**Given data**
• • • • • • •

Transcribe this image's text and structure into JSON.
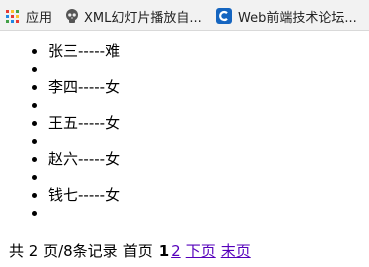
{
  "bookmarks": {
    "apps_label": "应用",
    "xml_label": "XML幻灯片播放自...",
    "web_label": "Web前端技术论坛..."
  },
  "list": {
    "items": [
      {
        "text": "张三-----难"
      },
      {
        "text": ""
      },
      {
        "text": "李四-----女"
      },
      {
        "text": ""
      },
      {
        "text": "王五-----女"
      },
      {
        "text": ""
      },
      {
        "text": "赵六-----女"
      },
      {
        "text": ""
      },
      {
        "text": "钱七-----女"
      },
      {
        "text": ""
      }
    ]
  },
  "pager": {
    "summary": "共 2 页/8条记录",
    "first_label": "首页",
    "current_page": "1",
    "page2_label": "2",
    "next_label": "下页",
    "last_label": "末页"
  }
}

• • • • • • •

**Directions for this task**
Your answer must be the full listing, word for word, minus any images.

**Answer to this task**
Transcribe this image's text and structure into JSON.
{
  "bookmarks": {
    "apps_label": "应用",
    "xml_label": "XML幻灯片播放自...",
    "web_label": "Web前端技术论坛..."
  },
  "list": {
    "items": [
      {
        "text": "张三-----难"
      },
      {
        "text": ""
      },
      {
        "text": "李四-----女"
      },
      {
        "text": ""
      },
      {
        "text": "王五-----女"
      },
      {
        "text": ""
      },
      {
        "text": "赵六-----女"
      },
      {
        "text": ""
      },
      {
        "text": "钱七-----女"
      },
      {
        "text": ""
      }
    ]
  },
  "pager": {
    "summary": "共 2 页/8条记录",
    "first_label": "首页",
    "current_page": "1",
    "page2_label": "2",
    "next_label": "下页",
    "last_label": "末页"
  }
}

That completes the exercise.